Meanwhile, the outlook for a State Department decision remains murky. Last week, before a meeting with Canada’s foreign minister, Secretary of State John F. Kerry said the department still had to complete its final environmental-impact statement.
“An analysis will be made with respect to the national interests ultimately, and we’re just not at that point yet,” Kerry said before meeting with John Baird. “I haven’t received it. They haven’t finished it.”
The State Department is working on its second environmental impact statement after controversy discredited an earlier version and after TransCanada submitted a revised pipeline route to avoid more of the ecologically sensitive parts of Nebraska and more, but not all, of the enormous Ogallala Aquifer.
“I can promise our friends in Canada that all the appropriate effort is being put into trying to get this done effectively and rapidly,” Kerry added. “And my hope is that before long, that analysis will be available, and then my work begins.”
The current draft environmental-impact statement said, among other things, that the pipeline would have limited climate impact because oil from Canada’s tar sands, which require more energy to tap and therefore emit more greenhouse gases, would reach U.S. refineries anyway via railroads.
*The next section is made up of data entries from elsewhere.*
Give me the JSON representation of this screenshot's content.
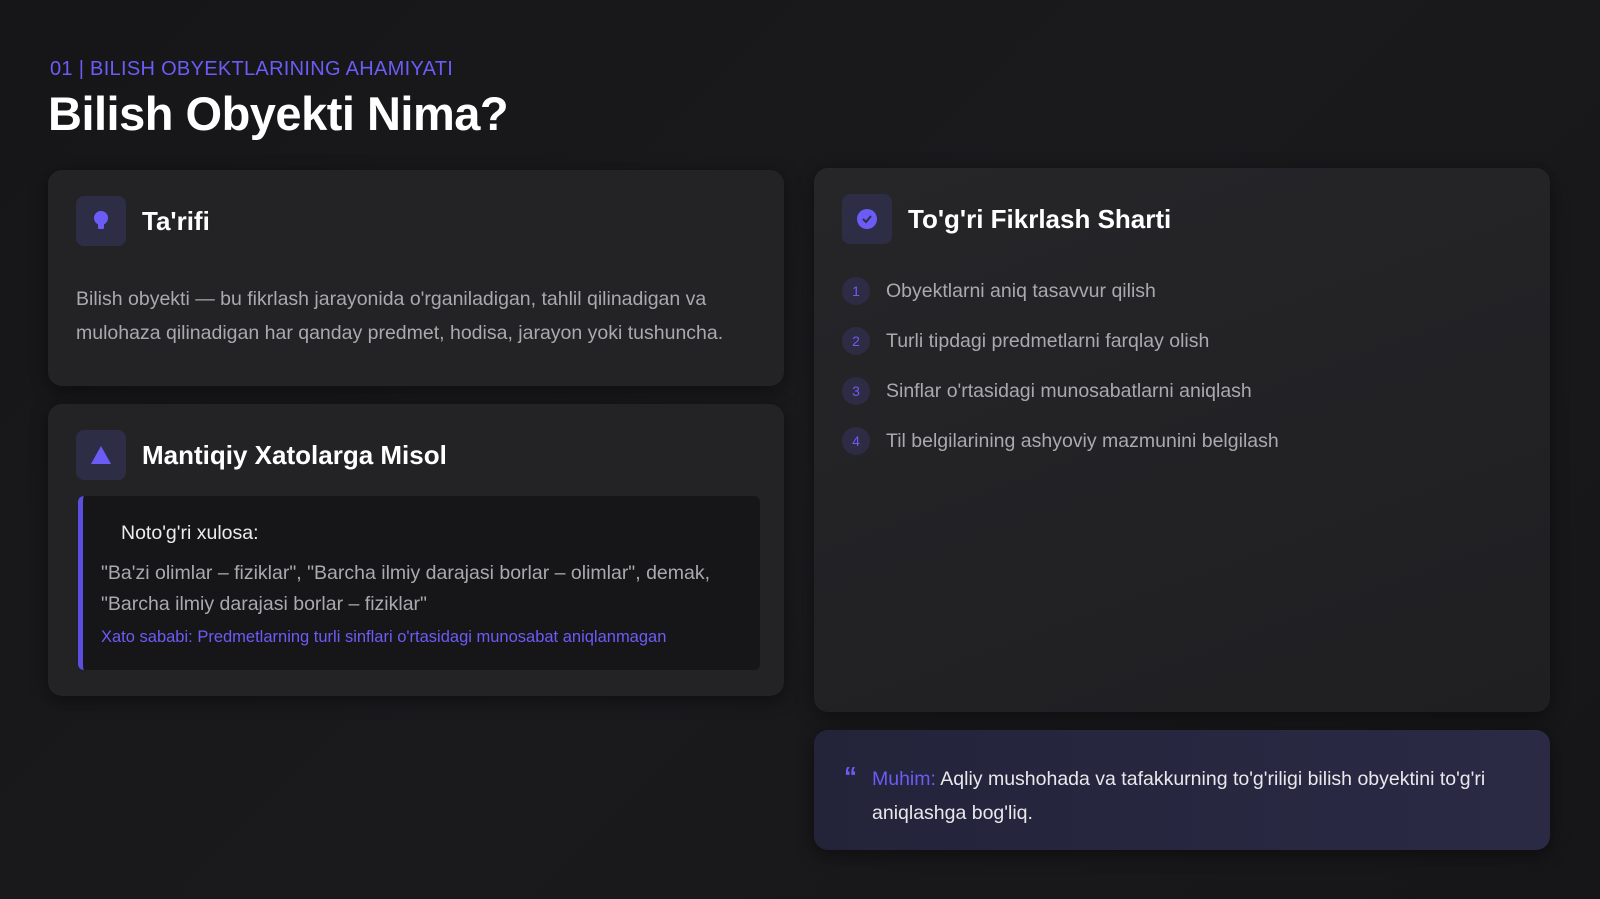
{
  "header": {
    "section_label": "01 | BILISH OBYEKTLARINING AHAMIYATI",
    "title": "Bilish Obyekti Nima?"
  },
  "definition_card": {
    "icon": "lightbulb-icon",
    "title": "Ta'rifi",
    "text": "Bilish obyekti — bu fikrlash jarayonida o'rganiladigan, tahlil qilinadigan va mulohaza qilinadigan har qanday predmet, hodisa, jarayon yoki tushuncha."
  },
  "error_card": {
    "icon": "warning-icon",
    "title": "Mantiqiy Xatolarga Misol",
    "label": "Noto'g'ri xulosa:",
    "quote": "\"Ba'zi olimlar – fiziklar\", \"Barcha ilmiy darajasi borlar – olimlar\", demak, \"Barcha ilmiy darajasi borlar – fiziklar\"",
    "reason": "Xato sababi: Predmetlarning turli sinflari o'rtasidagi munosabat aniqlanmagan"
  },
  "condition_card": {
    "icon": "check-circle-icon",
    "title": "To'g'ri Fikrlash Sharti",
    "items": [
      {
        "num": "1",
        "text": "Obyektlarni aniq tasavvur qilish"
      },
      {
        "num": "2",
        "text": "Turli tipdagi predmetlarni farqlay olish"
      },
      {
        "num": "3",
        "text": "Sinflar o'rtasidagi munosabatlarni aniqlash"
      },
      {
        "num": "4",
        "text": "Til belgilarining ashyoviy mazmunini belgilash"
      }
    ]
  },
  "note_card": {
    "icon": "quote-icon",
    "key": "Muhim:",
    "text": " Aqliy mushohada va tafakkurning to'g'riligi bilish obyektini to'g'ri aniqlashga bog'liq."
  },
  "colors": {
    "accent": "#6b5cf6",
    "background": "#161618",
    "card": "#232326"
  }
}
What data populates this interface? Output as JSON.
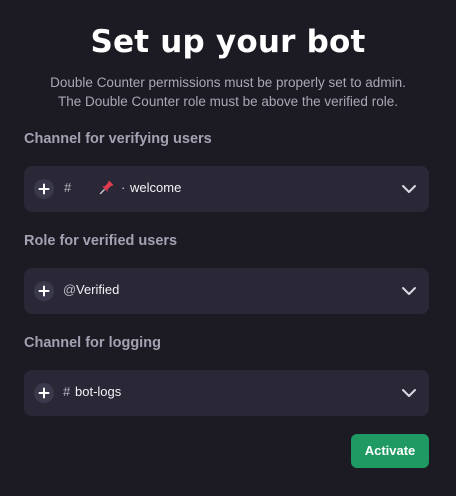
{
  "title": "Set up your bot",
  "description": {
    "line1": "Double Counter permissions must be properly set to admin.",
    "line2": "The Double Counter role must be above the verified role."
  },
  "fields": [
    {
      "label": "Channel for verifying users",
      "prefix": "#",
      "icon": "pushpin-emoji",
      "separator": "·",
      "value": "welcome"
    },
    {
      "label": "Role for verified users",
      "prefix": "@",
      "value": "Verified"
    },
    {
      "label": "Channel for logging",
      "prefix": "#",
      "value": "bot-logs"
    }
  ],
  "activate_label": "Activate",
  "colors": {
    "background": "#1c1b23",
    "field_bg": "#2a2837",
    "button_bg": "#1f9a62",
    "label": "#a3a2b2"
  }
}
The amount of oil being transported by rail has soared. The Association of American Railroads reported that in 2013 the number of carloads of petroleum and petroleum products jumped 31 percent over the previous year.
But there has been a spate of railroad accidents involving oil shipments in the past few weeks, including the Monday derailment of seven cars from a CSX train that was crossing a rail bridge to the Philadelphia Energy Solutions refinery, partly owned by the Carlyle Group. The accident closed down the Schuylkill Expressway. CSX said that it has removed one oil-tank car and that it needed to transfer oil from five others. An additional car was carrying sand, a safety measure to put some distance between hazardous cargo and the locomotive.
No oil was spilled, but the incident frightened local residents and officials. A collection of environmental groups said the oil trains were putting lives at risk in an urban area that includes a hospital and university buildings. Iris Marie Bloom, director of Protecting Our Waters, a Philadelphia-based grass-roots nonprofit group, said she lives “just blocks” away and called the accident “truly terrifying.” She said the rail shipments were “oil bomb trains.”
Other accidents have happened in recent months involving railroad shipments of oil. In July, an accident in Lac-Megantic, Quebec, killed 47 people. On Dec. 30, an oil train spilled 400,000 gallons and caught fire after hitting a derailed train near Casselton, N.D. And on Jan. 7, a derailment in the Canadian province of New Brunswick near Maine triggered a fire and forced the evacuation of about 150 residents.
On Thursday, Transportation Secretary Anthony Foxx met with top railroad executives to discuss ways to cut the risk of accidents.
“Obviously all of us can and must do better,” said CSX spokesman Gary Sease.